A significant number of people who have a refractive error don’t only rely on glasses to see. Many people wear contact lenses occasionally or regularly as an alternative to glasses.
Contact lenses can be challenging to adjust to, but after getting used to them, many find that they’re more convenient and comfortable than glasses. However, contact lenses aren’t for everyone.
For some people, wearing contact lenses can be uncomfortable or not recommended. Keep reading to learn more about contacts lenses, including how they work and who can get them!
How Do Contact Lenses Work?
Contact lenses are lenses that work much like glasses. Like the lenses housed in glasses, contact lenses are designed to correct refractive errors, including nearsightedness, farsightedness, and astigmatism.
These lenses change the way light bends before it passes through your eye, compensating for the irregularities in the shape of the cornea or the length of the eye that cause refractive errors.

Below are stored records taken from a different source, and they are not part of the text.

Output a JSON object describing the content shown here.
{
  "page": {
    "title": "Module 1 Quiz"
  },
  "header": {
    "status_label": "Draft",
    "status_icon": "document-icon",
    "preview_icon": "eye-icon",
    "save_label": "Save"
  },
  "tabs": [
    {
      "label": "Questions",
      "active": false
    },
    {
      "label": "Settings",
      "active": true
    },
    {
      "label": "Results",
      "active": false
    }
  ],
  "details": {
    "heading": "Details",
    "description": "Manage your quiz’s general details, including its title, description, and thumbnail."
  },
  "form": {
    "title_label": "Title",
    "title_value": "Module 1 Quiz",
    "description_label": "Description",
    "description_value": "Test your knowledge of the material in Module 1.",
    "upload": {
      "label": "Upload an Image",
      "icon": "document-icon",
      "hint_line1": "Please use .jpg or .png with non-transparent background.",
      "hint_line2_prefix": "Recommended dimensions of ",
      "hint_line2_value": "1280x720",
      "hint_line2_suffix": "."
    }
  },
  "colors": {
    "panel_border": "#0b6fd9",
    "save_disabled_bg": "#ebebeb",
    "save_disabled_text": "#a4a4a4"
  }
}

Contact lenses, unlike lenses in a pair of glasses, sit directly on your eye.
There are also different kinds of contact lenses. Some are hard or rigid, and some are soft.
Soft lenses are usually best for sensitive eyes as they’re generally more comfortable and more common. However, if you have severe astigmatism or other corneal conditions, hard contact lenses may give you the best vision, as soft lenses have a more limited ability to correct your vision.
There are also contacts designed for daily wear and some designed for extended wear. Extended-wear glasses don’t need to be changed out every night and morning, but wearing them continuously will slightly increase your chance of eye infection.
There are many different kinds of contact lenses to choose from, and if you’re a suitable candidate for contacts, your eye doctor will help you find the best kind to suit your needs. However, you should be aware that not everyone is a good candidate for contact lenses.
Who Shouldn’t Wear Contact Lenses
Most people with a refractive error can wear contact lenses. But some factors may make it unsafe to wear contact lenses.
In general, you shouldn’t wear contact lenses if any of the following applies:
You’ve Had Repeated Eye Infections
Contact lens use increases eye infection risk, even if you only wear daily contact lenses. If you’re already prone to eye infections, contact lenses can increase your risk further.
It may not be the best to use contact lenses if you often get eye infections.
You Suffer From Severe Allergic Reactions
Contact lens use often causes more severe allergic reactions because allergens, especially pollen, can get in your eyes more easily when you’re wearing contacts. This is because you’re more likely to touch your eyes more frequently and because allergens can stick to your contact lenses and get stuck under them.
So, for this reason, your eye doctor may not recommend contact lenses if you have strong allergies.
You Have Problems Keeping Your Eyes Lubricated
Contact lenses naturally dry out your eyes, so you may need a lot of extra moisture when wearing them. This is also why it’s important to keep your contact lens stored properly in contact lens solution whenever you put your contact lenses in.
If you already have dry eyes, storing your contact lens in solution may not be enough to keep your eyes lubricated. If your eyes aren’t getting enough moisture, there can be serious visual complications, so you shouldn’t wear contact lenses if your eyes are already dry.
Your eye doctor will advise you on whether or not contact lenses may be a good option for you based on the health of your cornea.
You’re Exposed to Large Amounts of Dust, Dirt, or Smoke
Dust, dirt, smoke, and contact lenses don’t mix. These particles can get stuck in or under your contacts.
This can dry your eyes out and even cause corneal abrasions that can lead to infection. If you work in an environment that exposes you to many particles, like construction sites, wearing contact lenses can be dangerous, sometimes even with protective eyewear.
You Have a Specific Vision Problem That Would Make Wearing Contacts Difficult
You may have an eye condition that makes it impossible to wear contact lenses. It’s also possible that you may just need specialty contact lenses.
For instance, if you have an irregularly shaped cornea due to a condition like keratoconus, you may need a lens called a scleral lens. However, if your cornea is too thin or irregular due to keratoconus, even a scleral lens may not fit.
Your eye doctor will be able to tell you if any of your pre-existing vision problems will make wearing contact lenses difficult.
What if I Can’t Wear Contact Lenses?
If you’re someone who can’t wear contact lenses or simply doesn’t like wearing contact lenses, there’s another alternative besides glasses: vision correction surgery. LASIK and other vision correction procedures can give you total freedom from glasses and contacts.
Do you want to learn more about vision correction options, including contact lenses? Schedule an appointment today at Sugiki Portis Eye Center in Honolulu, HI, today for a consultation!